Creators now seek to own and control the production of their records and songs which in turn give them control of the rights. That’s one issue. Control of the money is another. Last year the Hargreaves Review of Intellectual Property and Growth set out to investigate whether existing copyrights legislation now obstructed innovation and economic growth. The answer was yes.
However the review did not go far enough according to music industry expert and Intellectual Property Partner Nigel Dewar Gibb.
“The Hargreaves Review’s objectives were to remove obstructions to innovation and promote economic growth in the industry. To do that, the economic benefits need to flow through from rights users to rights owners and to creators. At Pitmans we are involved in an investigation into global royalty income flows from IP assets, a key issue that has not been addressed by the Hargreaves Report.
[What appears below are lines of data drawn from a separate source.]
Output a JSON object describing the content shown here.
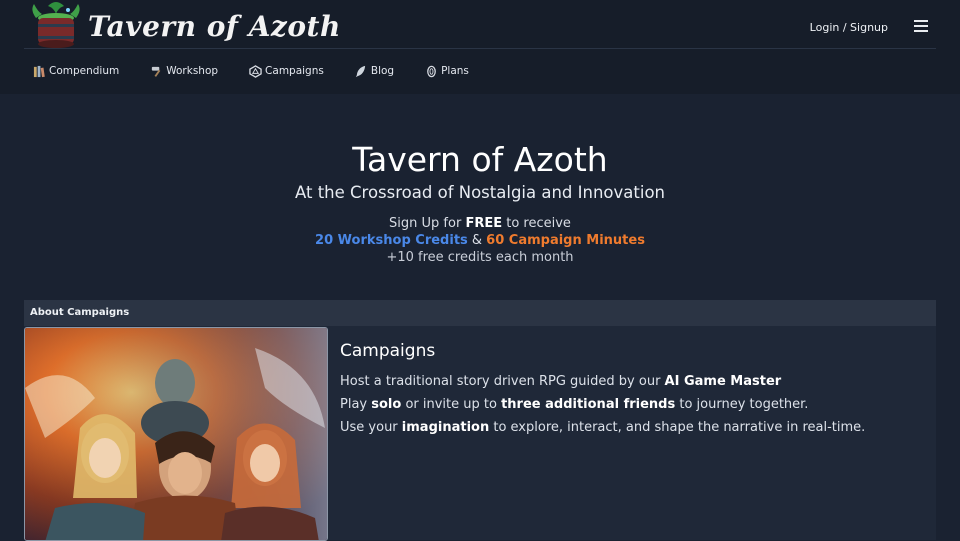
{
  "header": {
    "logo_text": "Tavern of Azoth",
    "login_label": "Login / Signup"
  },
  "nav": [
    {
      "label": "Compendium",
      "icon": "books-icon"
    },
    {
      "label": "Workshop",
      "icon": "hammer-icon"
    },
    {
      "label": "Campaigns",
      "icon": "dice-icon"
    },
    {
      "label": "Blog",
      "icon": "quill-icon"
    },
    {
      "label": "Plans",
      "icon": "coins-icon"
    }
  ],
  "hero": {
    "title": "Tavern of Azoth",
    "subtitle": "At the Crossroad of Nostalgia and Innovation",
    "promo_pre": "Sign Up for ",
    "promo_free": "FREE",
    "promo_post": " to receive",
    "workshop_credits": "20 Workshop Credits",
    "amp": " & ",
    "campaign_minutes": "60 Campaign Minutes",
    "monthly": "+10 free credits each month"
  },
  "about": {
    "header": "About Campaigns",
    "title": "Campaigns",
    "line1_pre": "Host a traditional story driven RPG guided by our ",
    "line1_bold": "AI Game Master",
    "line2_a": "Play ",
    "line2_b": "solo",
    "line2_c": " or invite up to ",
    "line2_d": "three additional friends",
    "line2_e": " to journey together.",
    "line3_a": "Use your ",
    "line3_b": "imagination",
    "line3_c": " to explore, interact, and shape the narrative in real-time."
  },
  "colors": {
    "background": "#1a2231",
    "workshop_credits": "#4a88e8",
    "campaign_minutes": "#ef7b2e"
  }
}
Regrettably, the report is largely silent on the issues that surround existing copyright databases and such royalty income flows and the benefit that might come from shining a spotlight on these.”
Securing rights is vital but this needs to be done in tandem with securing the income flows. This is an additional issue that may need to be taken account of in any review of copyright legislation.
First published in the Pitmans Times 2012